Semiconductor research firm Chipworks has disassembled Microsoft's Kin Two smartphone to find that the device is powered by an aging Tegra chip from Nvidia that could be outdated by the end of this year.
Nvidia's Tegra APX2600 chip, which is at the heart of the Kin Two, belongs to the first generation of Tegra processors introduced close to two years ago, which are due to be replaced by the next-generation Tegra 2 chips by the end of this year. Nvidia announced Tegra 2 chips earlier this year and said the first smartphones using them would start shipping in the fourth quarter.
Nvidia has said that the Tegra 2 chips could be up to four times faster than their predecessors and will be able to play 1080p high-definition video. The chip is also more power efficient than the original Tegra chips.
Microsoft announced the Kin One and Kin Two smartphones in April. The touch-screen phones are aimed at a younger audience that wants fast access to social-networking services. Nvidia said the Kin phones are the first Tegra-powered smartphones, and that the chips bring advanced graphics capabilities, such as 720p video playback capabilities, with the low-power consumption needed by mobile phones.
It is unlikely Microsoft would have scrapped Tegra from its plans in the aftermath of Tegra 2's announcement, analysts said. The Tegra APX2600 has strong multimedia features and is adequate to meet Kin's social networking requirements, analysts said. The chip already powers Microsoft's Zune HD portable media player.

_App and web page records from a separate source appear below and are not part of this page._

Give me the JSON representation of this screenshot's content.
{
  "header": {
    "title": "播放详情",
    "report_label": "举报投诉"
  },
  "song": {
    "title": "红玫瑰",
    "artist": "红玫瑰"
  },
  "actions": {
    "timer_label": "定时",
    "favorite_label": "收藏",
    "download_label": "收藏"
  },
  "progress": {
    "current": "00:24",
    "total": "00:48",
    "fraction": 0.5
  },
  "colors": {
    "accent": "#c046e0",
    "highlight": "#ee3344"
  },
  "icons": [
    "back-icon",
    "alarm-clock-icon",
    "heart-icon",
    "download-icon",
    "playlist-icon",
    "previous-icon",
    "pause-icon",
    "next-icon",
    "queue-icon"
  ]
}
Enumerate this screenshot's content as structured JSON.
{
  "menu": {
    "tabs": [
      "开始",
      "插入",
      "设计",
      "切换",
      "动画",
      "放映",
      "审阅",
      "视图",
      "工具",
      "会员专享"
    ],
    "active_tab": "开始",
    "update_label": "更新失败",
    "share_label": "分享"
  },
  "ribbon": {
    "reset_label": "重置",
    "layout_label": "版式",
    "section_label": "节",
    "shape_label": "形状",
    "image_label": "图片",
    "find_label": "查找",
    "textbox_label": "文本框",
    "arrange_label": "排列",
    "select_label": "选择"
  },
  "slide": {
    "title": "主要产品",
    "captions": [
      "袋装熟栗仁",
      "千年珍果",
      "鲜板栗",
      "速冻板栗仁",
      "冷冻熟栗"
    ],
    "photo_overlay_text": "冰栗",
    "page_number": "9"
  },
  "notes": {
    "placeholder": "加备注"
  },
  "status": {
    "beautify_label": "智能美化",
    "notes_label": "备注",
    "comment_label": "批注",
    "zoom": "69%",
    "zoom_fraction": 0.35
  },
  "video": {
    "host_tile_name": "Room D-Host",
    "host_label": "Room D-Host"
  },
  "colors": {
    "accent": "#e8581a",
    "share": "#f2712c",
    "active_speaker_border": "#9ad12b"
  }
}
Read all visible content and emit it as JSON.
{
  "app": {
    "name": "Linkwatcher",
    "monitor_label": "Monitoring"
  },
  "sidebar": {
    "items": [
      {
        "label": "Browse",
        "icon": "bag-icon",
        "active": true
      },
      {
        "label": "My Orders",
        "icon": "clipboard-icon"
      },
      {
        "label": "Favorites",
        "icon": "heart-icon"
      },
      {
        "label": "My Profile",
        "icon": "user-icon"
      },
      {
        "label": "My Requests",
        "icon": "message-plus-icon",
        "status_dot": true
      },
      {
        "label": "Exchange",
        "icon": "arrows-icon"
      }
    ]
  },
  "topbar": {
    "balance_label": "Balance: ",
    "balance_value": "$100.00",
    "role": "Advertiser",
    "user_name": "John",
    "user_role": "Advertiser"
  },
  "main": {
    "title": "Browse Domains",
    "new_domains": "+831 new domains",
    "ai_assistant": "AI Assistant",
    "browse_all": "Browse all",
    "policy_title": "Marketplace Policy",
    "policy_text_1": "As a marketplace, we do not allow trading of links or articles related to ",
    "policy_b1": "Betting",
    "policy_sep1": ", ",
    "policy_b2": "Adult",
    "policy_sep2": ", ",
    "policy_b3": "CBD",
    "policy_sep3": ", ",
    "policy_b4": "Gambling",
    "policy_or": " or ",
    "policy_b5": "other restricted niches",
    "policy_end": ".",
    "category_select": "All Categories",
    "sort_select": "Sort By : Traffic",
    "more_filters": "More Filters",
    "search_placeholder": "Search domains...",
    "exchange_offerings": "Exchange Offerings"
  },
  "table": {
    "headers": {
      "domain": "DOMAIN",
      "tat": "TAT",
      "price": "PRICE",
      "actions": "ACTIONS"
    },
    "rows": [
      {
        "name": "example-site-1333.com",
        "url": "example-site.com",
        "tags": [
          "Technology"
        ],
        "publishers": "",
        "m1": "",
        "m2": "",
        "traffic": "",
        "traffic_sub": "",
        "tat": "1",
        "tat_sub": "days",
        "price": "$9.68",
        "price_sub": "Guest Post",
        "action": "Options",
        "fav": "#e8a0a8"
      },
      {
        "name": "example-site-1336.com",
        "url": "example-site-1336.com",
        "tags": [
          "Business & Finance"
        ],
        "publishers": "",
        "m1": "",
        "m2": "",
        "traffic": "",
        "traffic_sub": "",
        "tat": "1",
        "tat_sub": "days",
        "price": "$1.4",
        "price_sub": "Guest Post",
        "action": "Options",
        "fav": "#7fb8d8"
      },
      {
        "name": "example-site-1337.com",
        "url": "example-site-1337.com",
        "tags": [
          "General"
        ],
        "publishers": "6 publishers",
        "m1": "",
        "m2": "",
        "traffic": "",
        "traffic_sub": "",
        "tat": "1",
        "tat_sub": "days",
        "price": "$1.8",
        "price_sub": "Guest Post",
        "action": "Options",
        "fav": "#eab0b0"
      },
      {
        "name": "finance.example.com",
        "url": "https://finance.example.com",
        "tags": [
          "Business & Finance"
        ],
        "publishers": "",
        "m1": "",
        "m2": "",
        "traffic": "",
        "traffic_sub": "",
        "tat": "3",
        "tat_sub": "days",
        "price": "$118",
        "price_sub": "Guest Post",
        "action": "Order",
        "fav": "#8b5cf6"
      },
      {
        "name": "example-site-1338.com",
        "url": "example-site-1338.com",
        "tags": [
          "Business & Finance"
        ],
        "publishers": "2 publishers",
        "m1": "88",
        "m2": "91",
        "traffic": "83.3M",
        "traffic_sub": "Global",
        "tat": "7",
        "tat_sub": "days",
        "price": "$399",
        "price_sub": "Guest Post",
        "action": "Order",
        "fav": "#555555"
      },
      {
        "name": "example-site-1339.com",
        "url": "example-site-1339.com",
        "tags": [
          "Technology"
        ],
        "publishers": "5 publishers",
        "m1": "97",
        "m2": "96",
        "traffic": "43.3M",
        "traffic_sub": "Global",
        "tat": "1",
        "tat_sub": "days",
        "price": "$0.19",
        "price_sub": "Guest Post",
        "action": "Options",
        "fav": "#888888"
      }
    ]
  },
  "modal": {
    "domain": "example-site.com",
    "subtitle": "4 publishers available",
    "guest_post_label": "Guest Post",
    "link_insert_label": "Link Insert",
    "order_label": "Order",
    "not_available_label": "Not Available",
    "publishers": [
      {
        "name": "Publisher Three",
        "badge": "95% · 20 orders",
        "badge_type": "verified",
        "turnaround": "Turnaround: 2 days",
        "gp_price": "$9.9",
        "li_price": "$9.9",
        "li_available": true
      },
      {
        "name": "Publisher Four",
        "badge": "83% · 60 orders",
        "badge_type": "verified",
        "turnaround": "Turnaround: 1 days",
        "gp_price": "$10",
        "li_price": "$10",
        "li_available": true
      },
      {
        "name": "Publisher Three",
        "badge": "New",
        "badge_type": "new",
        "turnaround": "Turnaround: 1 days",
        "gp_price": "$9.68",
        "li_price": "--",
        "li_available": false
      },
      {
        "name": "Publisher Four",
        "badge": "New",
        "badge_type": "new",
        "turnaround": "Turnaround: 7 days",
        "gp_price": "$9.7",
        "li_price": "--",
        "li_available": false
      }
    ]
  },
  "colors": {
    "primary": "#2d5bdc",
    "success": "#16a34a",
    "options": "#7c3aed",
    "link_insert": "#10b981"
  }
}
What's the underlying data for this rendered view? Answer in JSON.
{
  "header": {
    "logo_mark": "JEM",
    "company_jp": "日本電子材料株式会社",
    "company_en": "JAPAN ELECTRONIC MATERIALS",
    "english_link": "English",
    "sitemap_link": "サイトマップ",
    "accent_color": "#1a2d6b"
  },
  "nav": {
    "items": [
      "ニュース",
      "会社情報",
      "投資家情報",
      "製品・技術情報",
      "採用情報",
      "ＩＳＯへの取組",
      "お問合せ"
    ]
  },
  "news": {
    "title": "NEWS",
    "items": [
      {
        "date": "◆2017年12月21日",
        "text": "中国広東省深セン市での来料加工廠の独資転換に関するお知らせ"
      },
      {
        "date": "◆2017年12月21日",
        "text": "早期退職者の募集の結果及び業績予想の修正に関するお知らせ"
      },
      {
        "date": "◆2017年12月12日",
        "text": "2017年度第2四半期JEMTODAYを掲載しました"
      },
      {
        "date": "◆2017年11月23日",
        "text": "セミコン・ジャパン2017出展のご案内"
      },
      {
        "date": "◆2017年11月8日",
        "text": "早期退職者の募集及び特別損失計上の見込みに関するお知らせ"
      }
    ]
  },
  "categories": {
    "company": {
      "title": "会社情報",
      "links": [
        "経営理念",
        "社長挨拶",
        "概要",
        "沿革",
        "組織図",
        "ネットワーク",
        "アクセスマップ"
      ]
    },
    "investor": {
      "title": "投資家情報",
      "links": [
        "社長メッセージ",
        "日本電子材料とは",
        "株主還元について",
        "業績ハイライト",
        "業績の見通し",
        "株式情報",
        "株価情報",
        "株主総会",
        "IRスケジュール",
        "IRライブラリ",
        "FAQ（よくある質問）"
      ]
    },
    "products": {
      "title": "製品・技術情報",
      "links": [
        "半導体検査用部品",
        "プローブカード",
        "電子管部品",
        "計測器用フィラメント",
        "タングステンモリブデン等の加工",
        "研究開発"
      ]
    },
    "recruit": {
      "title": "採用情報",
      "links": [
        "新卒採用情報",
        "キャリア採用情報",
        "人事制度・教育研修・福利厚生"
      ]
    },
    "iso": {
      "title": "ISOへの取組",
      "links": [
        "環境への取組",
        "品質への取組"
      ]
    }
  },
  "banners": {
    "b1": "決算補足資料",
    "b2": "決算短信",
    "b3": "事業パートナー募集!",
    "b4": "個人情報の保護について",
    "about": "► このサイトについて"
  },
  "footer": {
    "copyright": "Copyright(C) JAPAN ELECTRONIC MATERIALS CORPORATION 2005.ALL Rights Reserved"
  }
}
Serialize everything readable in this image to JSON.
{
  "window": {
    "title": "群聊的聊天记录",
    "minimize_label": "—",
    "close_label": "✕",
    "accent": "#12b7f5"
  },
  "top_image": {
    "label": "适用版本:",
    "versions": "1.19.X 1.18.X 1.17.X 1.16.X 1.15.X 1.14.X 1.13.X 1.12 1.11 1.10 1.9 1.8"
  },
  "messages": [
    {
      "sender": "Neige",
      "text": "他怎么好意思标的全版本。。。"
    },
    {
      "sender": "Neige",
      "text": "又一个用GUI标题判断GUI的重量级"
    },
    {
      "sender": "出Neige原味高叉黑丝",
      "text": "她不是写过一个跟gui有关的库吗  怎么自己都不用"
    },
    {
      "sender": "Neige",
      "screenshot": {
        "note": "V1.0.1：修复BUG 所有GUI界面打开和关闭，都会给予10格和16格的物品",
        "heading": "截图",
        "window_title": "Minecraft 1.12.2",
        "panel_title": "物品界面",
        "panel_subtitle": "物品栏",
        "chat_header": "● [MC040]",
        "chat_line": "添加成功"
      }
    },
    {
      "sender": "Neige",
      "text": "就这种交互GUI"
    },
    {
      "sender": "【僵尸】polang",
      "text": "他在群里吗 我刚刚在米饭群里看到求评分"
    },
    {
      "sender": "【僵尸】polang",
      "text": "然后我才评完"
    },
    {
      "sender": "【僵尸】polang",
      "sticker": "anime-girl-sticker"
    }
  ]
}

The first-generation Tegra brings a great visual experience to the smartphone, said Bruce Chan, a spokesman with Nvidia. He declined to comment if the Tegra 2 chips will be implemented in the smartphones anytime soon.
Microsoft did not immediately respond to request for comment.
The Tegra chip combines an Arm-based processor, a GeForce graphics core and other components. Chipworks officials said the APX2600 offers the ability to shoot video at up to 720p resolution. That has helped reduce the number of chips that would otherwise be needed in smartphones to handle graphics and video.
Smartphone makers were initially cautious about Tegra, said Nathan Brookwood, principal analyst at Insight 64. It was Nvidia's first smartphone chip, and questions surrounded Nvidia's long-haul commitment to the market. Nvidia, which is best known for its graphics cards, is competing against companies like Qualcomm, Texas Instruments, Apple and Intel in the smartphone space.
"When Nvidia came out with the Tegra chip they didn't have the relationship with [companies]... that design and manufacture the smartphones," Brookwood said. It was a safer bet for smartphone makers to go with chips from TI or Samsung.
But device makers started gaining confidence in Nvidia when they came out Tegra 2. That's when companies starting seriously considering the chip for smartphones, Brookwood said.
Besides uncertainty surrounding Tegra, the design, implementation and regulatory approval cycle for smartphones can also take time, Brookwood said. By the time some smartphones end up reaching the market their chips are no longer cutting-edge.